--- Material for the task Enclosed Below ---

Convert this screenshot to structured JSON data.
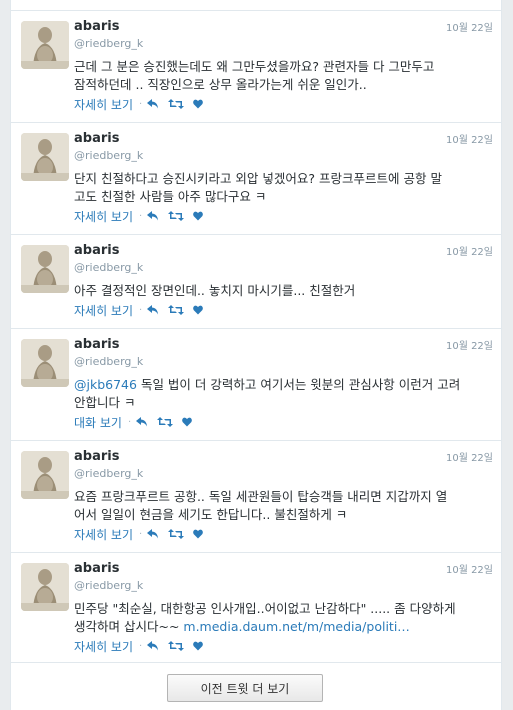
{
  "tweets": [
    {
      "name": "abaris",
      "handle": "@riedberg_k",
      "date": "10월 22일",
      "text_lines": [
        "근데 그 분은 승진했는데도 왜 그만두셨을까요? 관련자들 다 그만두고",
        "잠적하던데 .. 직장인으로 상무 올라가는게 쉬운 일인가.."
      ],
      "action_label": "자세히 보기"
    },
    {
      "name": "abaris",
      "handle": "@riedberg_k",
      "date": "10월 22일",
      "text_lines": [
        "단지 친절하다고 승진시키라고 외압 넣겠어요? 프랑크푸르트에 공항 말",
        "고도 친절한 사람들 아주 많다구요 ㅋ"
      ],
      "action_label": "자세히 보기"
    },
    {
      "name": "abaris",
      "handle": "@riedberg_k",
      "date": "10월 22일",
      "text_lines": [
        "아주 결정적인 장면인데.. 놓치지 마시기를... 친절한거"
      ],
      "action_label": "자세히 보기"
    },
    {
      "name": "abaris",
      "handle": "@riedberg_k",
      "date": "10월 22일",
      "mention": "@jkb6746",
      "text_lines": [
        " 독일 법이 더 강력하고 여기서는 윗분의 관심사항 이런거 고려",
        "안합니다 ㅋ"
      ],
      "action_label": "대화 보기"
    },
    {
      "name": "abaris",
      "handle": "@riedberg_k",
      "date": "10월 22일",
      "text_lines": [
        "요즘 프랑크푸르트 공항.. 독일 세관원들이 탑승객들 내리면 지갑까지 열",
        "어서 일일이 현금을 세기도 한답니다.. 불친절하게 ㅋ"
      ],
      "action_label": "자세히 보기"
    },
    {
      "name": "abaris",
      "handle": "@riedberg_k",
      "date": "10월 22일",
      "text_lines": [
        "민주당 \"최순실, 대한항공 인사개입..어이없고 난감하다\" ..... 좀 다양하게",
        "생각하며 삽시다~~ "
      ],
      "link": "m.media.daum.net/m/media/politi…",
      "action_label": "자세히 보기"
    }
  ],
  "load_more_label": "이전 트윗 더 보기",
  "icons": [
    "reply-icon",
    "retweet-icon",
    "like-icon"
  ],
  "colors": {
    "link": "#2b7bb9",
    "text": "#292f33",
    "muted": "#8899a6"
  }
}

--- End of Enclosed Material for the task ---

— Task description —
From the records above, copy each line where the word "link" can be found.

— Problem solution —
      "link": "m.media.daum.net/m/media/politi…",
    "link": "#2b7bb9",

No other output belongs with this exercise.